To determine the energy stored in capacitor, consider initially two uncharged conductors 1 and 2. Imagine next a process of transferring charge from conductor 2 to conductor 1 bit by bit, so that at the end, conductor 1 gets charge Q.
By charge conservation, conductor 2 has charge –Q at the end.
In transferring positive charge from conductor 2 to conductor 1, work will be done externally, since at any stage conductor 1 is at a higher potential than conductor 2.
To calculate the total work done, we first calculate the work done in a small step involving transfer of an infinitesimal (i.e., vanishingly small) amount of charge. Consider the intermediate situation when the conductors 1 and 2 have charges Q' and –Q' respectively.
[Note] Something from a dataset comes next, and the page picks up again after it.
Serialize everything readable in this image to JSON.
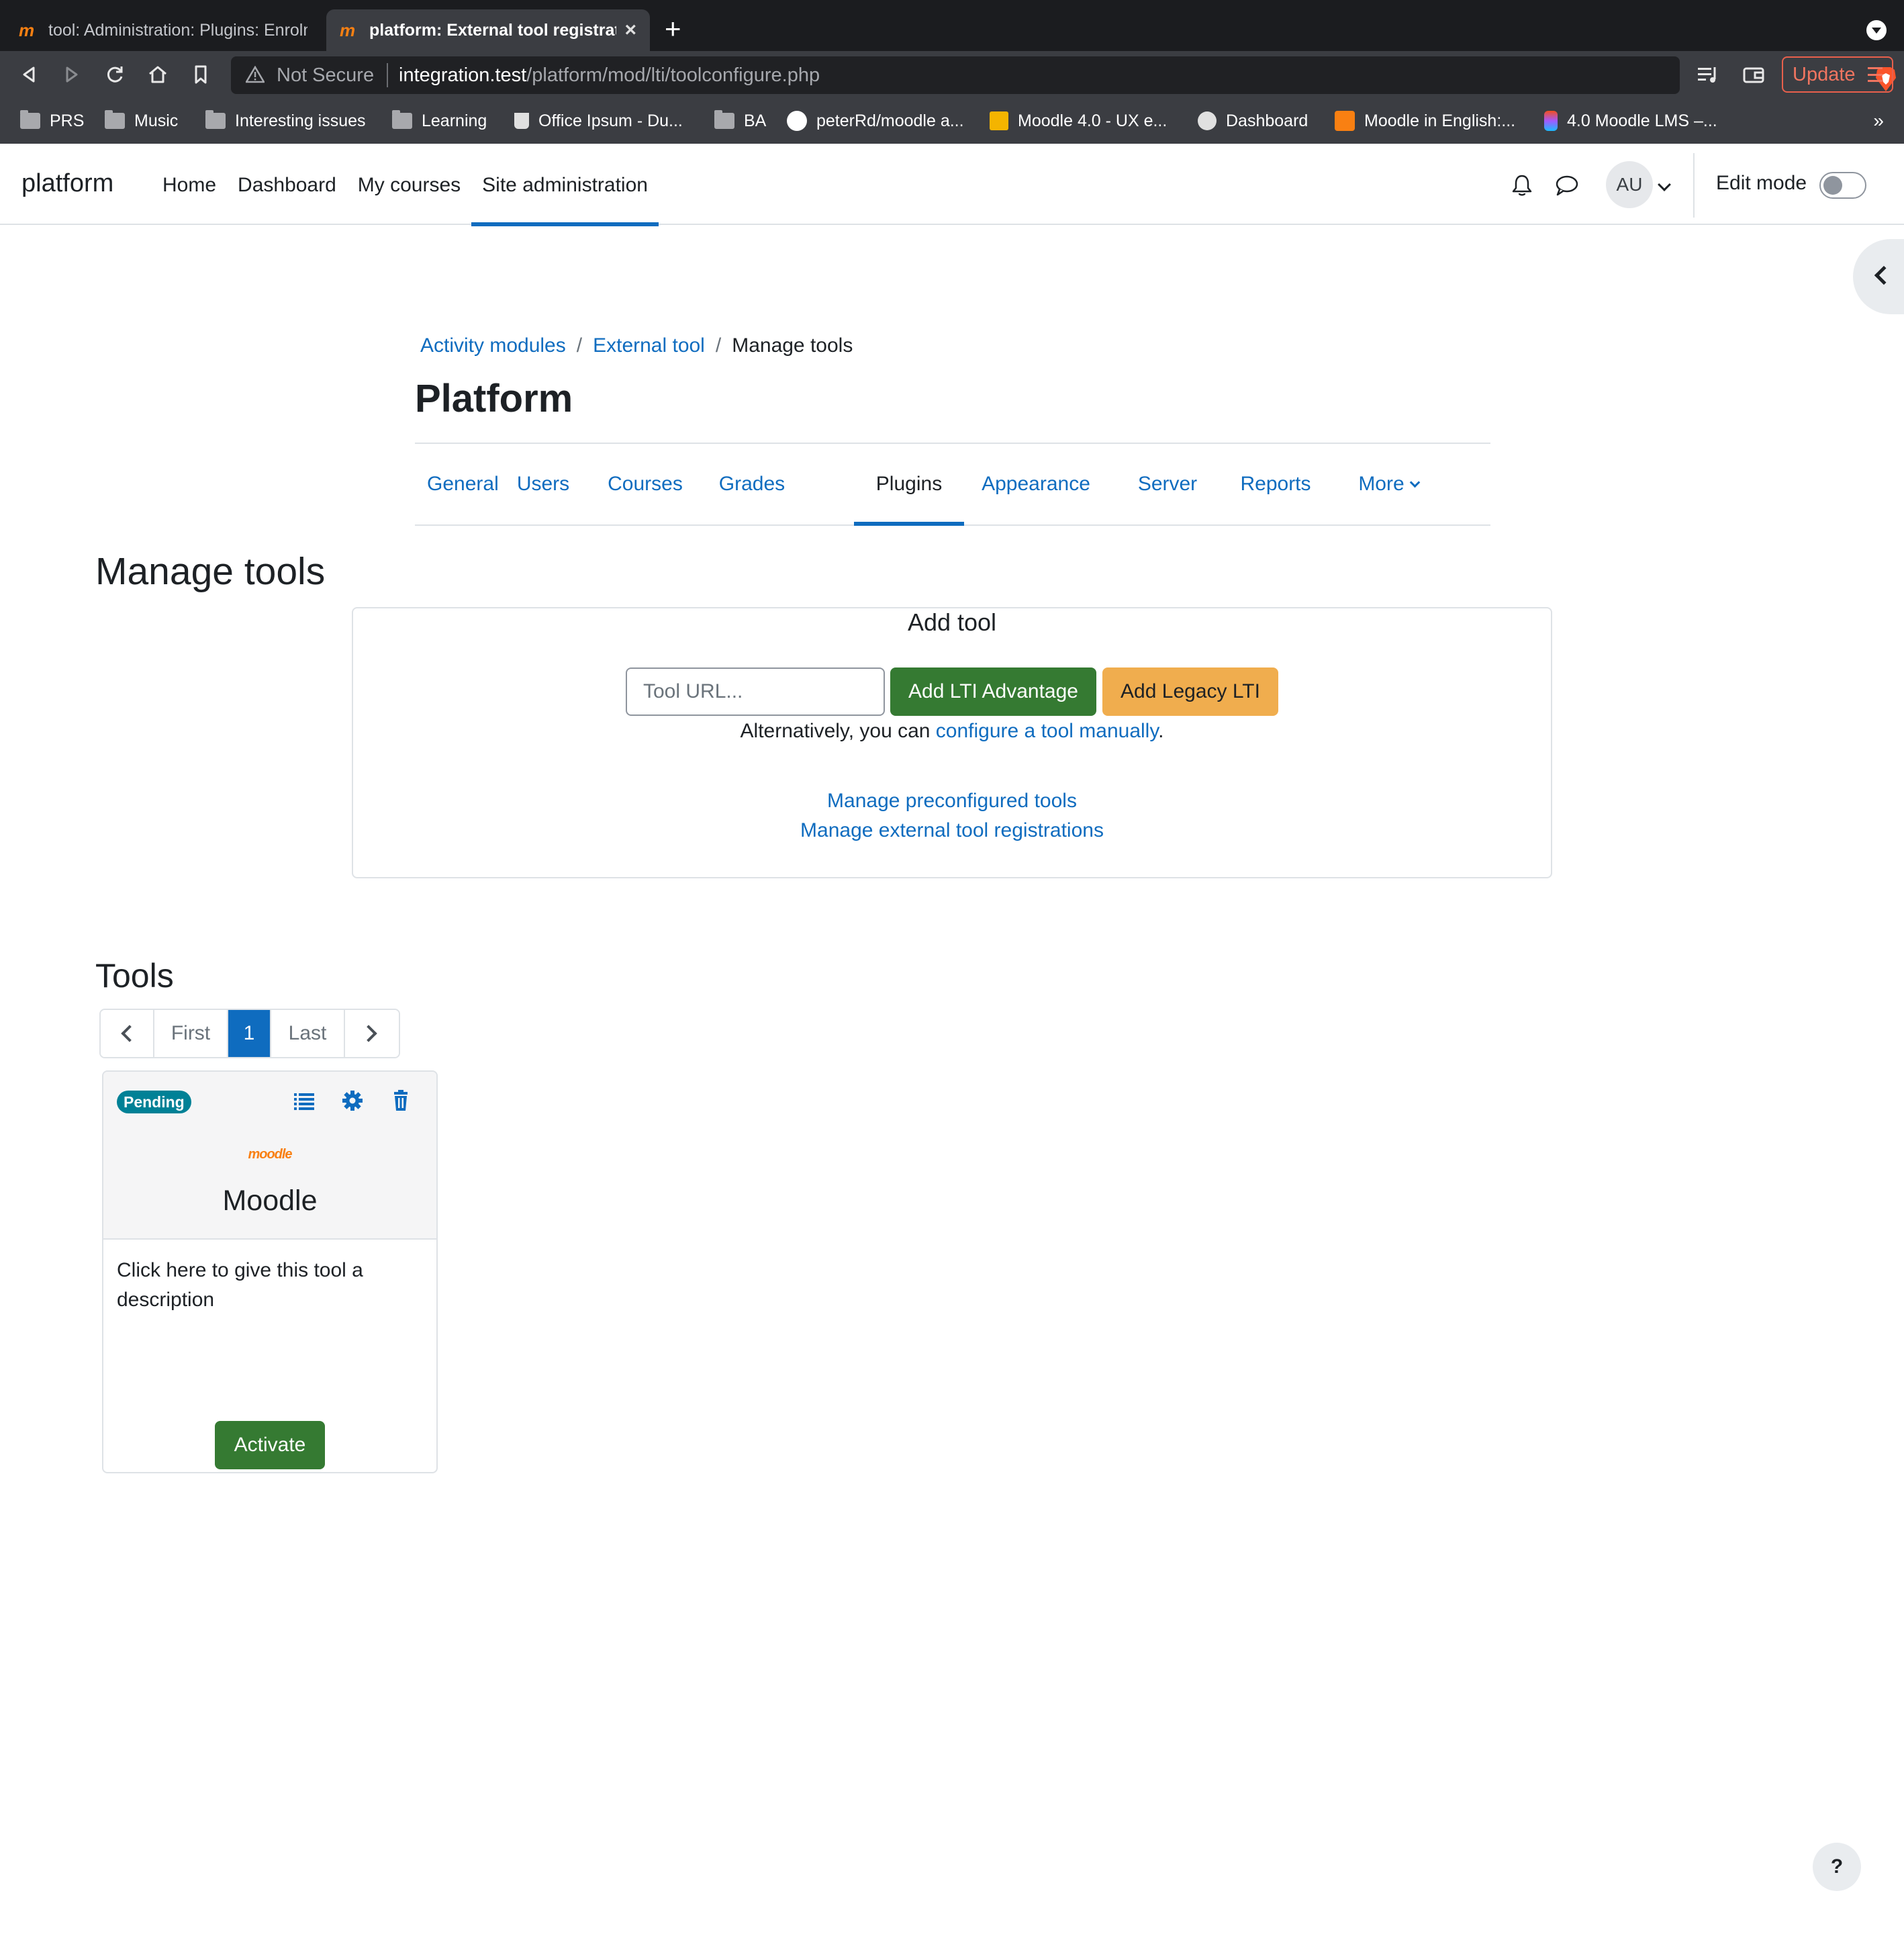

At this stage, the potential difference V' between conductors 1 to 2 are Q' /C, where C is the capacitance of the system.
Next imagine that a small charge δQ' is transferred from conductor 2 to 1. Work done in this step (δW' ), resulting in charge Q' on conductor 1 increasing to Q' + δQ' , is given by
The total work done (W) is the sum of the small work (δ W) over the very large number of steps involved in building the charge Q' from zero to Q.
The same result can be obtained directly from Eq. by integration
The surface charge density s is related to the electric field E between the plates,